The National Care Forum (NCF) and the University of Leeds have published their findings from a project examining the experiences of frontline care home and NHS staff caring for older people with COVID-19 during the first few months of the pandemic.
Funded by the Dunhill Medical Trust, the report – LESS COVID: Learning by Experience and Supporting the Care Home Sector during the COVID-19 pandemic – provides an account of key lessons learnt, so far, by frontline care home and NHS staff.
Liz Jones, Policy Director at the NCF, said: ”This research is essential reading for all those involved in providing care for older people in this new world of COVID-19. It highlights the lessons learnt from the frontline of care at the height of the pandemic and offers some valuable insights and recommendations to help us respond effectively to future waves of COVID-19.”
The research initiated by the NCF presents helpful strategies to manage the care and support of older people in care homes during subsequent waves of COVID-19 outbreaks.

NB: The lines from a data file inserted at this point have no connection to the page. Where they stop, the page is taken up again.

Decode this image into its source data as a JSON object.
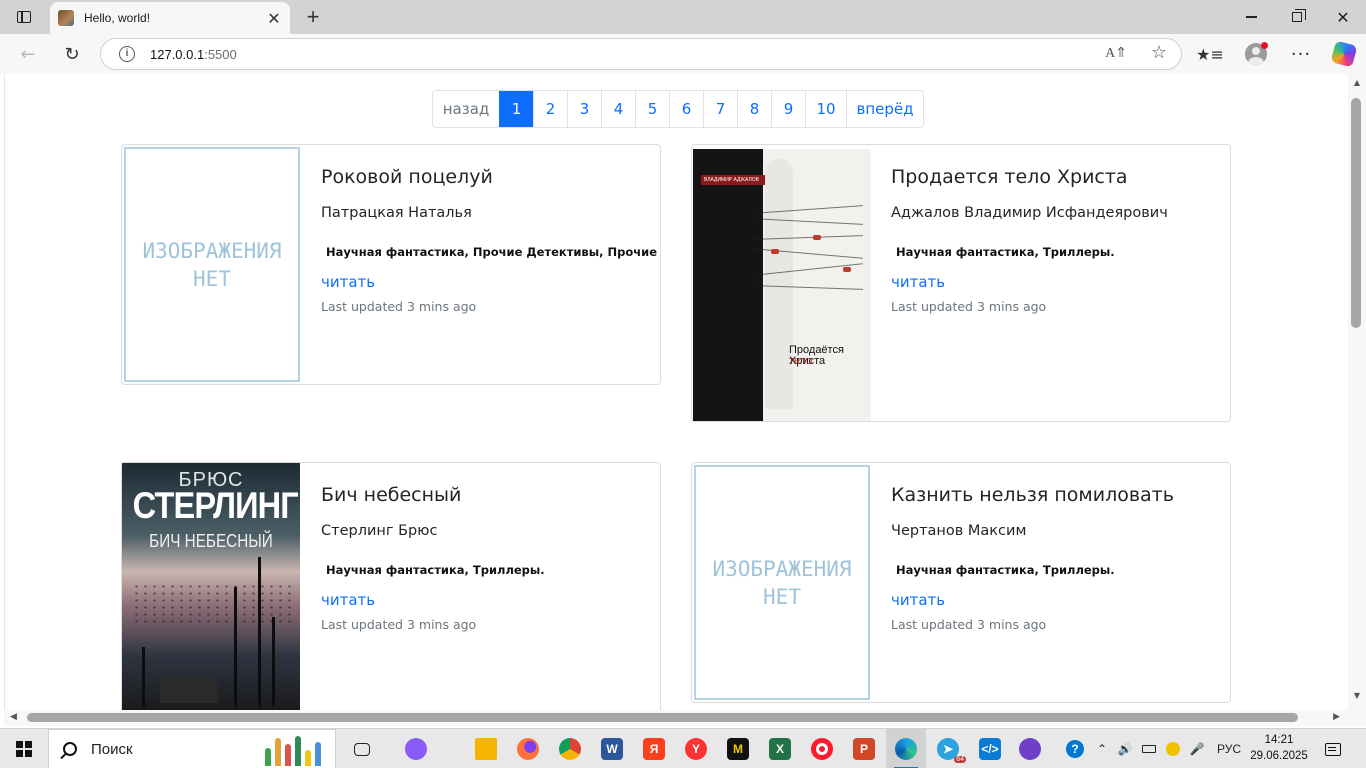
{
  "browser": {
    "tab_title": "Hello, world!",
    "new_tab_symbol": "+",
    "close_symbol": "✕",
    "address_host": "127.0.0.1",
    "address_port": ":5500",
    "icons": [
      "sidebar-icon",
      "back-icon",
      "reload-icon",
      "site-info-icon",
      "read-aloud-icon",
      "favorite-star-icon",
      "favorites-icon",
      "profile-icon",
      "more-icon",
      "copilot-icon"
    ]
  },
  "pagination": {
    "prev": "назад",
    "pages": [
      "1",
      "2",
      "3",
      "4",
      "5",
      "6",
      "7",
      "8",
      "9",
      "10"
    ],
    "active": "1",
    "next": "вперёд"
  },
  "no_image_text": [
    "ИЗОБРАЖЕНИЯ",
    "НЕТ"
  ],
  "books": [
    {
      "title": "Роковой поцелуй",
      "author": "Патрацкая Наталья",
      "genres": "Научная фантастика, Прочие Детективы, Прочие приключения",
      "read_label": "читать",
      "updated": "Last updated 3 mins ago",
      "cover": "none"
    },
    {
      "title": "Продается тело Христа",
      "author": "Аджалов Владимир Исфандеярович",
      "genres": "Научная фантастика, Триллеры.",
      "read_label": "читать",
      "updated": "Last updated 3 mins ago",
      "cover": "christ",
      "cover_text": {
        "header": "ВЛАДИМИР АДЖАЛОВ",
        "line1": "Продаётся",
        "line2": "тело",
        "line3": "Христа"
      }
    },
    {
      "title": "Бич небесный",
      "author": "Стерлинг Брюс",
      "genres": "Научная фантастика, Триллеры.",
      "read_label": "читать",
      "updated": "Last updated 3 mins ago",
      "cover": "sterling",
      "cover_text": {
        "line1": "БРЮС",
        "line2": "СТЕРЛИНГ",
        "line3": "БИЧ НЕБЕСНЫЙ"
      }
    },
    {
      "title": "Казнить нельзя помиловать",
      "author": "Чертанов Максим",
      "genres": "Научная фантастика, Триллеры.",
      "read_label": "читать",
      "updated": "Last updated 3 mins ago",
      "cover": "none"
    }
  ],
  "taskbar": {
    "search_label": "Поиск",
    "language": "РУС",
    "time": "14:21",
    "date": "29.06.2025",
    "telegram_badge": "64",
    "apps": [
      "task-view",
      "alice",
      "file-explorer",
      "firefox",
      "chrome",
      "word",
      "yandex",
      "yandex-browser",
      "mirage",
      "excel",
      "opera",
      "powerpoint",
      "edge",
      "telegram",
      "vscode",
      "github-desktop"
    ]
  },
  "colors": {
    "accent": "#0d6efd",
    "no_image_border": "#b6d4e4",
    "muted_text": "#6c757d"
  }
}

The findings of the report also highlight systemic issues associated with underfunding, limited integration across health and social care and a lack of wider recognition and value of the contribution of the care home sector and (importantly) its staff.
Liz added: “Many of the suggestions in this research involve actions that can be grasped by the sector; however, there are levers and actions needed that are beyond the control of the sector and need support and action from government. These include resolving the ongoing testing and PPE supply uncertainties; working in genuine partnership with the sector and putting the individual needs of older people at the heart of policymaking.”
Susan Kay, Director of the Dunhill Medical Trust, added: “We’ve all been impacted by the COVID crisis – but older adults have been most severely affected. Capturing lessons learnt about the symptoms, progression and management of this viral infection in the older population and sharing these with care homes that have not yet experienced an outbreak of the virus is crucial. We have been pleased to be able to support this work and hope that its recommendations can really make a difference.”